While there are those who pride themselves in “heretic hunting” in both the Orthodox world and outside of Orthodoxy, most of us don’t particularly care for deeming other people heretics. It seems rude, pretentious, and judgmental. After all, “who are you to judge another man’s servant” St Paul asked? (Roman 14:4)
Yet, there is no denying that the Church’s history is full of anathematizing (casting out) heretics. But why? Wasn’t this intolerance? Couldn’t we have agreed to disagree? These sentiments, which I often carry, are part of today’s culture of relevancy.
In order to understand heresy, one must understand truth and its beauty. In Orthodoxy, we believe that Truth is a person: the man-God Jesus Christ. I have heard that FBI agents whose operations focus on finding counterfeit money learn by studying real money. If one knows a real dollar bill, spotting a counterfeit is simply recognizing that which deviates from “truth.”
In Orthodox Christianity, we are taught the following Truth:
God created the earth in all of its beauty and He created mankind in His own image and likeness. At some point, humanity rebelled against God, and in doing so, turned away from Life Itself. Death entered the human race, both spiritually and physically. In order to save humanity and all creation from death and this disease called sin, and to reconcile us back to His love, God wrapped Himself in flesh and walked among us as the God-man Jesus Christ. In taking on human flesh, God united the divine nature with human nature. He redeemed everything that He took upon Himself including our human mind, will, flesh, emotions, and even death itself. As St John of Damascus states, “That which is not assumed is not redeemed.”
After His death, He arose on the third day, thereby trampling down death by death. He is the firstborn of all creation and has reconciled all of creation to Himself through His life, death, and resurrection. It is this beautiful truth that we believe and live out.
A few heresies
So, let’s briefly look at some heresies to understand why the Church so vigorously opposed them:
There arose several heresies early in the Church. We see some of them addressed in the New Testament. Firstly, there were those who taught the only way to salvation was to believe in Christ and keep the Torah (the Old Testament law). The Church rejected this as it downplays Christ’s reconciliation of all things through His incarnation and our salvation by grace.
Gnostics and other early heresies
There was also the Gnostic heresy and other heresies that attempted to deny Christ’s humanity. Interestingly, most early heresies (those in the first few hundred years) did not attempt to deny Christ’s divinity, but his humanity. The Greeks had no problem with God walking among us, but they abhorred the idea of God wrapping himself in human flesh and becoming fully man. God dying on a cross was even worse to them. Some would admit to an incarnation, but then teach that Christ’s divinity left him right before crucifixion. Gnostics believed that the created world was inferior, or even “dirty”, compared to the spirit world. To some, Jesus was an apparition; a divine spirit who merely looked human.
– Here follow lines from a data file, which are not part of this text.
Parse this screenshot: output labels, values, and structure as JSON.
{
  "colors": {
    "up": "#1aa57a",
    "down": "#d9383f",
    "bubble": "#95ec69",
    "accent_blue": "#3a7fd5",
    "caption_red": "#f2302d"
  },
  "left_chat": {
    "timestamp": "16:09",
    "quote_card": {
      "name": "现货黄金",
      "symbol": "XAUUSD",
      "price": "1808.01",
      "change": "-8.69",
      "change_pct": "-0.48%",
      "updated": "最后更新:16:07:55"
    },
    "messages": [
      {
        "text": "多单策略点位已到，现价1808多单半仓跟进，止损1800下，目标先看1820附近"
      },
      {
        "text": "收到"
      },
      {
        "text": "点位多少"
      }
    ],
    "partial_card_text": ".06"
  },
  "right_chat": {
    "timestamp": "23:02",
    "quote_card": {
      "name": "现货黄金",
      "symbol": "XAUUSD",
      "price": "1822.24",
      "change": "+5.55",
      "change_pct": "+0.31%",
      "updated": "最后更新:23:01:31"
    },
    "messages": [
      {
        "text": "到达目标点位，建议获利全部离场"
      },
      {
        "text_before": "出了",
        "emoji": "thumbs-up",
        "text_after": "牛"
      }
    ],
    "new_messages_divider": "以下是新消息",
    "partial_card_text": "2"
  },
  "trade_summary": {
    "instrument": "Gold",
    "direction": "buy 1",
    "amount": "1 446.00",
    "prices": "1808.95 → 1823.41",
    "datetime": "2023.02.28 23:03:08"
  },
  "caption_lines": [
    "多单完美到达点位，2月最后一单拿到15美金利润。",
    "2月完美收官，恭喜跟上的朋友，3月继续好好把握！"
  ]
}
Essentially, they went through all sorts of mental acrobatics in order to deny Jesus Christ His humanity.
The Church opposed these early heresies because the heretics attempted to destroy the beautiful Truth that divine nature had united with human nature, reconciling all created things.
This stubborn heresy did the opposite of the early heresies. They taught that Christ was an angel who came to us in the human flesh. So, they granted Christ his humanity, but refused him his divinity. Christ was then nothing more than a sacrificial offering to appease the wrath of God. Again, this destroys the beauty of the Christian message, which teaches that “God became man that man might become god” as St Athanasius wrote.
That quote does not mean that we become equal to God, or share in his divine essence, but rather that we become “partakers of the divine nature” (2 Peter 1:4), which divinizes our own nature (for we cannot become a partaker of divinity and undergo no change) and unites our being to God completely. It took a few hundred years to completely remove this heresy, but it has now been resurrected by the Jehovah’s Witnesses and their Watchtower Organization.
Wrapping it up
I could continue with many other heresies and show how they destroy the beauty of the Christian faith, but the above three will suffice for now. We live in a society in which tolerance and relevance are taught. Ironically, there is a great degree of intolerance for anybody who holds fast to their beliefs.
Even Christians will tolerate weird doctrines saying, “Hey, nobody really knows ultimate truth anyway.” However, that sentiment is a product of our culture and not part of the Christian faith that has been lived for thousands of years.
One has to turn no further than the NT to frequently see very strong words against heresy and heretics. I want to encourage you to stand up for the truth of the faith and not give in to the pressure of our culture to tolerate anything and everything. The faith is beautiful and we must live it out, preserving it from the distortions of today’s heresies.
But these, like natural brute beasts made to be caught and destroyed, speak evil of the things they do not understand, and will utterly perish in their own corruption… They have forsaken the right way and gone astray, following the way of Balaam the son of Beor, who loved the wages of unrighteousness; but he was rebuked for his iniquity: a dumb donkey speaking with a man’s voice restrained the madness of the prophet.
These are wells without water, clouds carried by a tempest, for whom is reserved the blackness of darkness forever. (2nd Peter 2)